> [ABOUT THIS TASK]:
Copy every line in the records below that contains the word "true".

Web page and app entries
== Segment start ==
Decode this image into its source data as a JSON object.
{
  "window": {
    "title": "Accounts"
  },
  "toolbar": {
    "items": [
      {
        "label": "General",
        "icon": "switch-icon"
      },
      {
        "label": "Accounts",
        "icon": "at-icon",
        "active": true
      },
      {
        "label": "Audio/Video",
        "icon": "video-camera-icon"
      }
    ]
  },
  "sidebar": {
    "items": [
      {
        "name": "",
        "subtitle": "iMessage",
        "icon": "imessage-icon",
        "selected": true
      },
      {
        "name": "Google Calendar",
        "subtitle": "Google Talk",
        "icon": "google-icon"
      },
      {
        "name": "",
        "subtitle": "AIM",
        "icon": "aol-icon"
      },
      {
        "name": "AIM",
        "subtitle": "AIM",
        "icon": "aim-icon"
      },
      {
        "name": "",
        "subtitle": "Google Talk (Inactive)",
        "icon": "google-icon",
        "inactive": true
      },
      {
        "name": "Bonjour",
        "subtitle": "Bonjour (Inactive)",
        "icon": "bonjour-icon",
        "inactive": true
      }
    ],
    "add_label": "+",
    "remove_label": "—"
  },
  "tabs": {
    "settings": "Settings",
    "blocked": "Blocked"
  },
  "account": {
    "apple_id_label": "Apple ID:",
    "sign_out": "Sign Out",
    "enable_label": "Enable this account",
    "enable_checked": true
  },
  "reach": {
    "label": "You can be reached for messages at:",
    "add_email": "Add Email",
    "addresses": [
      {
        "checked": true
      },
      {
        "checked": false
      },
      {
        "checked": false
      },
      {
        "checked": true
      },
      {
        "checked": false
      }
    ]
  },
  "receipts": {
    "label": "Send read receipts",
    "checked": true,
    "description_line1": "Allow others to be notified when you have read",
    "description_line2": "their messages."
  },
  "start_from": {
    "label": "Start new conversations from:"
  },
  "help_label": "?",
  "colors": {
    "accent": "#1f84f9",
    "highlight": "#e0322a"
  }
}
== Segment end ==
> [ANSWER TO THE PROBLEM]:
        "active": true
        "selected": true
        "inactive": true
        "inactive": true
    "enable_checked": true
        "checked": true
        "checked": true
    "checked": true,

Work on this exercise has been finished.